[Stored records]

......

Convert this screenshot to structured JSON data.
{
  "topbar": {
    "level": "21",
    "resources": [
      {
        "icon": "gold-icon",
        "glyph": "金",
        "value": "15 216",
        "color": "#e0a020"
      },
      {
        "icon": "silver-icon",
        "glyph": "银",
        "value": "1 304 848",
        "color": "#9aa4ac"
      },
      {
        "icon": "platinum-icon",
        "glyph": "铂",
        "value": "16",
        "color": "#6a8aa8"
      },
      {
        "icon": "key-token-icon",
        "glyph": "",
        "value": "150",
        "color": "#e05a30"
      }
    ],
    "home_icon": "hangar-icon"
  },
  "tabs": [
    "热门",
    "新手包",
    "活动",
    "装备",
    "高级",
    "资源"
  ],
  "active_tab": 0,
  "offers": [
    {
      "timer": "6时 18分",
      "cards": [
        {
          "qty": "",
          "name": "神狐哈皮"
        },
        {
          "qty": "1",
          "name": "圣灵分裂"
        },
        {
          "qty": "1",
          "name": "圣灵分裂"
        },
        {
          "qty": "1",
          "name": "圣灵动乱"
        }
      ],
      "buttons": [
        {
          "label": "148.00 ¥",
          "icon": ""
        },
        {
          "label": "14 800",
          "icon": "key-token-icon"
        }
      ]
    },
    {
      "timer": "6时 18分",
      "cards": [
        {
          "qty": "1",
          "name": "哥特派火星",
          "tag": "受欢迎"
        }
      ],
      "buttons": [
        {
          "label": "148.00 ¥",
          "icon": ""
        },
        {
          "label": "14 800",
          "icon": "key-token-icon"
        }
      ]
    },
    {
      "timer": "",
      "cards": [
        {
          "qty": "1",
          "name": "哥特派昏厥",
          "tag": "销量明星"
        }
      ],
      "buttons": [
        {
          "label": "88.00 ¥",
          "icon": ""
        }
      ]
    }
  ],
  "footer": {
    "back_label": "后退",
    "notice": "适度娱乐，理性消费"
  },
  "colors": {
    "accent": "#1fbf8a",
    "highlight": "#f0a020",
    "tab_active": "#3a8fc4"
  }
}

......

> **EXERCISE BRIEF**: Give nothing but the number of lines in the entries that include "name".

> **WRITTEN SOLUTION**: 6